- [Task to carry out] This exercise calls for the records to be returned exactly, with images removed.

- [Stored data]
---

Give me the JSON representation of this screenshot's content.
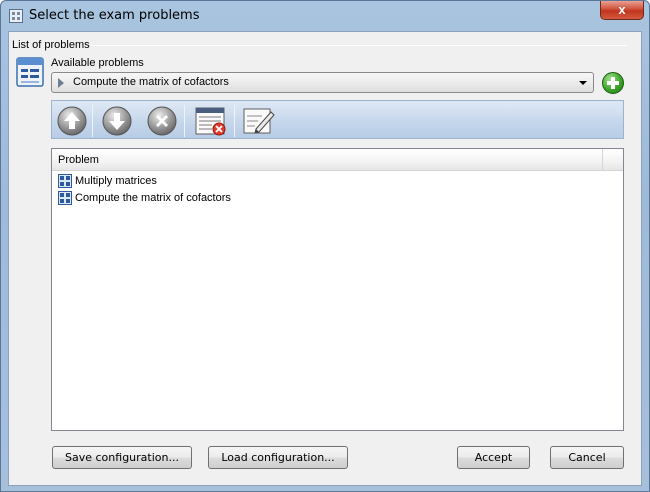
{
  "window": {
    "title": "Select the exam problems",
    "close_label": "x"
  },
  "group": {
    "label": "List of problems"
  },
  "available": {
    "label": "Available problems",
    "selected": "Compute the matrix of cofactors"
  },
  "toolbar": {
    "icons": [
      "up-arrow-icon",
      "down-arrow-icon",
      "delete-circle-icon",
      "remove-list-icon",
      "edit-icon"
    ]
  },
  "table": {
    "header": "Problem",
    "rows": [
      {
        "label": "Multiply matrices",
        "icon": "matrix-icon"
      },
      {
        "label": "Compute the matrix of cofactors",
        "icon": "matrix-icon"
      }
    ]
  },
  "buttons": {
    "save": "Save configuration...",
    "load": "Load configuration...",
    "accept": "Accept",
    "cancel": "Cancel"
  }
}
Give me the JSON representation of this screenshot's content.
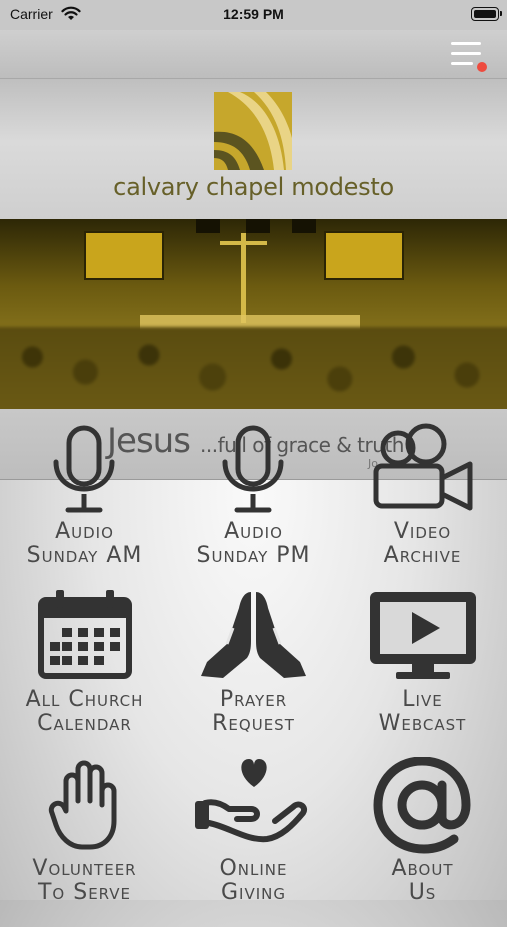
{
  "status_bar": {
    "carrier": "Carrier",
    "time": "12:59 PM"
  },
  "header": {
    "menu_icon": "hamburger-menu-icon",
    "notification_color": "#ee4b3e"
  },
  "logo": {
    "text": "calvary chapel modesto",
    "color": "#676029",
    "accent": "#c6a72c"
  },
  "banner": {
    "caption_main": "Jesus",
    "caption_sub": "...full of grace & truth",
    "caption_ref": "Jo"
  },
  "tiles": [
    {
      "id": "audio-sunday-am",
      "icon": "microphone-icon",
      "line1": "Audio",
      "line2": "Sunday AM"
    },
    {
      "id": "audio-sunday-pm",
      "icon": "microphone-icon",
      "line1": "Audio",
      "line2": "Sunday PM"
    },
    {
      "id": "video-archive",
      "icon": "video-camera-icon",
      "line1": "Video",
      "line2": "Archive"
    },
    {
      "id": "all-church-calendar",
      "icon": "calendar-icon",
      "line1": "All Church",
      "line2": "Calendar"
    },
    {
      "id": "prayer-request",
      "icon": "praying-hands-icon",
      "line1": "Prayer",
      "line2": "Request"
    },
    {
      "id": "live-webcast",
      "icon": "monitor-play-icon",
      "line1": "Live",
      "line2": "Webcast"
    },
    {
      "id": "volunteer-to-serve",
      "icon": "raised-hand-icon",
      "line1": "Volunteer",
      "line2": "To Serve"
    },
    {
      "id": "online-giving",
      "icon": "heart-in-hand-icon",
      "line1": "Online",
      "line2": "Giving"
    },
    {
      "id": "about-us",
      "icon": "at-sign-icon",
      "line1": "About",
      "line2": "Us"
    }
  ]
}
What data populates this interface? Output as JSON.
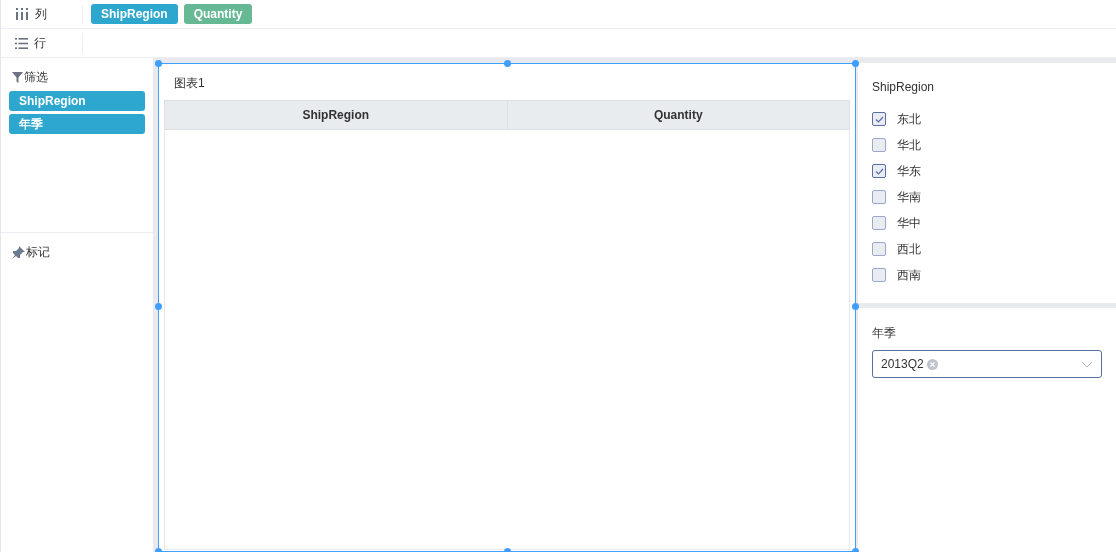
{
  "shelves": [
    {
      "kind": "columns",
      "label": "列",
      "pills": [
        {
          "text": "ShipRegion",
          "color": "#2ea7cf"
        },
        {
          "text": "Quantity",
          "color": "#67b995"
        }
      ]
    },
    {
      "kind": "rows",
      "label": "行"
    }
  ],
  "filters": {
    "title": "筛选",
    "pills": [
      "ShipRegion",
      "年季"
    ]
  },
  "marks": {
    "title": "标记"
  },
  "chart": {
    "title": "图表1",
    "columns": [
      "ShipRegion",
      "Quantity"
    ]
  },
  "region_filter": {
    "title": "ShipRegion",
    "options": [
      {
        "label": "东北",
        "checked": true
      },
      {
        "label": "华北",
        "checked": false
      },
      {
        "label": "华东",
        "checked": true
      },
      {
        "label": "华南",
        "checked": false
      },
      {
        "label": "华中",
        "checked": false
      },
      {
        "label": "西北",
        "checked": false
      },
      {
        "label": "西南",
        "checked": false
      }
    ]
  },
  "season_filter": {
    "title": "年季",
    "tags": [
      "2013Q2"
    ]
  }
}
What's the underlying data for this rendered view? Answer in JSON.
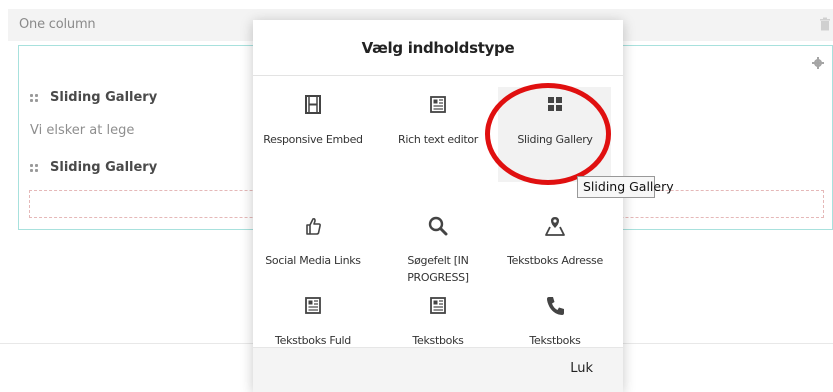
{
  "section": {
    "title": "One column",
    "items": [
      {
        "label": "Sliding Gallery"
      },
      {
        "label": "Sliding Gallery"
      }
    ],
    "text_block": "Vi elsker at lege"
  },
  "dialog": {
    "title": "Vælg indholdstype",
    "close_label": "Luk",
    "types": [
      {
        "label": "Responsive Embed",
        "icon": "film-icon"
      },
      {
        "label": "Rich text editor",
        "icon": "document-icon"
      },
      {
        "label": "Sliding Gallery",
        "icon": "grid-icon",
        "highlighted": true
      },
      {
        "label": "Social Media Links",
        "icon": "thumbs-up-icon"
      },
      {
        "label": "Søgefelt [IN PROGRESS]",
        "icon": "search-icon"
      },
      {
        "label": "Tekstboks Adresse",
        "icon": "map-pin-icon"
      },
      {
        "label": "Tekstboks Fuld",
        "icon": "document-icon"
      },
      {
        "label": "Tekstboks",
        "icon": "document-icon"
      },
      {
        "label": "Tekstboks",
        "icon": "phone-icon"
      }
    ]
  },
  "tooltip": "Sliding Gallery",
  "colors": {
    "accent_border": "#a8e1dd",
    "annotation_circle": "#e01010",
    "dashed_border": "#e5b8b8"
  }
}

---

- [Answer to this problem]
Give me the JSON representation of this screenshot's content.
{
  "window": {
    "title": "Select the exam problems",
    "close_label": "x"
  },
  "group": {
    "label": "List of problems"
  },
  "available": {
    "label": "Available problems",
    "selected": "Compute the matrix of cofactors"
  },
  "toolbar": {
    "icons": [
      "up-arrow-icon",
      "down-arrow-icon",
      "delete-circle-icon",
      "remove-list-icon",
      "edit-icon"
    ]
  },
  "table": {
    "header": "Problem",
    "rows": [
      {
        "label": "Multiply matrices",
        "icon": "matrix-icon"
      },
      {
        "label": "Compute the matrix of cofactors",
        "icon": "matrix-icon"
      }
    ]
  },
  "buttons": {
    "save": "Save configuration...",
    "load": "Load configuration...",
    "accept": "Accept",
    "cancel": "Cancel"
  }
}
Give me the JSON representation of this screenshot's content.
{
  "status_bar": {
    "carrier": "Carrier",
    "time": "12:59 PM"
  },
  "header": {
    "menu_icon": "hamburger-menu-icon",
    "notification_color": "#ee4b3e"
  },
  "logo": {
    "text": "calvary chapel modesto",
    "color": "#676029",
    "accent": "#c6a72c"
  },
  "banner": {
    "caption_main": "Jesus",
    "caption_sub": "...full of grace & truth",
    "caption_ref": "Jo"
  },
  "tiles": [
    {
      "id": "audio-sunday-am",
      "icon": "microphone-icon",
      "line1": "Audio",
      "line2": "Sunday AM"
    },
    {
      "id": "audio-sunday-pm",
      "icon": "microphone-icon",
      "line1": "Audio",
      "line2": "Sunday PM"
    },
    {
      "id": "video-archive",
      "icon": "video-camera-icon",
      "line1": "Video",
      "line2": "Archive"
    },
    {
      "id": "all-church-calendar",
      "icon": "calendar-icon",
      "line1": "All Church",
      "line2": "Calendar"
    },
    {
      "id": "prayer-request",
      "icon": "praying-hands-icon",
      "line1": "Prayer",
      "line2": "Request"
    },
    {
      "id": "live-webcast",
      "icon": "monitor-play-icon",
      "line1": "Live",
      "line2": "Webcast"
    },
    {
      "id": "volunteer-to-serve",
      "icon": "raised-hand-icon",
      "line1": "Volunteer",
      "line2": "To Serve"
    },
    {
      "id": "online-giving",
      "icon": "heart-in-hand-icon",
      "line1": "Online",
      "line2": "Giving"
    },
    {
      "id": "about-us",
      "icon": "at-sign-icon",
      "line1": "About",
      "line2": "Us"
    }
  ]
}
What data populates this interface? Output as JSON.
{
  "shelves": [
    {
      "kind": "columns",
      "label": "列",
      "pills": [
        {
          "text": "ShipRegion",
          "color": "#2ea7cf"
        },
        {
          "text": "Quantity",
          "color": "#67b995"
        }
      ]
    },
    {
      "kind": "rows",
      "label": "行"
    }
  ],
  "filters": {
    "title": "筛选",
    "pills": [
      "ShipRegion",
      "年季"
    ]
  },
  "marks": {
    "title": "标记"
  },
  "chart": {
    "title": "图表1",
    "columns": [
      "ShipRegion",
      "Quantity"
    ]
  },
  "region_filter": {
    "title": "ShipRegion",
    "options": [
      {
        "label": "东北",
        "checked": true
      },
      {
        "label": "华北",
        "checked": false
      },
      {
        "label": "华东",
        "checked": true
      },
      {
        "label": "华南",
        "checked": false
      },
      {
        "label": "华中",
        "checked": false
      },
      {
        "label": "西北",
        "checked": false
      },
      {
        "label": "西南",
        "checked": false
      }
    ]
  },
  "season_filter": {
    "title": "年季",
    "tags": [
      "2013Q2"
    ]
  }
}
What's the underlying data for this rendered view? Answer in JSON.
{
  "section": {
    "title": "One column",
    "items": [
      {
        "label": "Sliding Gallery"
      },
      {
        "label": "Sliding Gallery"
      }
    ],
    "text_block": "Vi elsker at lege"
  },
  "dialog": {
    "title": "Vælg indholdstype",
    "close_label": "Luk",
    "types": [
      {
        "label": "Responsive Embed",
        "icon": "film-icon"
      },
      {
        "label": "Rich text editor",
        "icon": "document-icon"
      },
      {
        "label": "Sliding Gallery",
        "icon": "grid-icon",
        "highlighted": true
      },
      {
        "label": "Social Media Links",
        "icon": "thumbs-up-icon"
      },
      {
        "label": "Søgefelt [IN PROGRESS]",
        "icon": "search-icon"
      },
      {
        "label": "Tekstboks Adresse",
        "icon": "map-pin-icon"
      },
      {
        "label": "Tekstboks Fuld",
        "icon": "document-icon"
      },
      {
        "label": "Tekstboks",
        "icon": "document-icon"
      },
      {
        "label": "Tekstboks",
        "icon": "phone-icon"
      }
    ]
  },
  "tooltip": "Sliding Gallery",
  "colors": {
    "accent_border": "#a8e1dd",
    "annotation_circle": "#e01010",
    "dashed_border": "#e5b8b8"
  }
}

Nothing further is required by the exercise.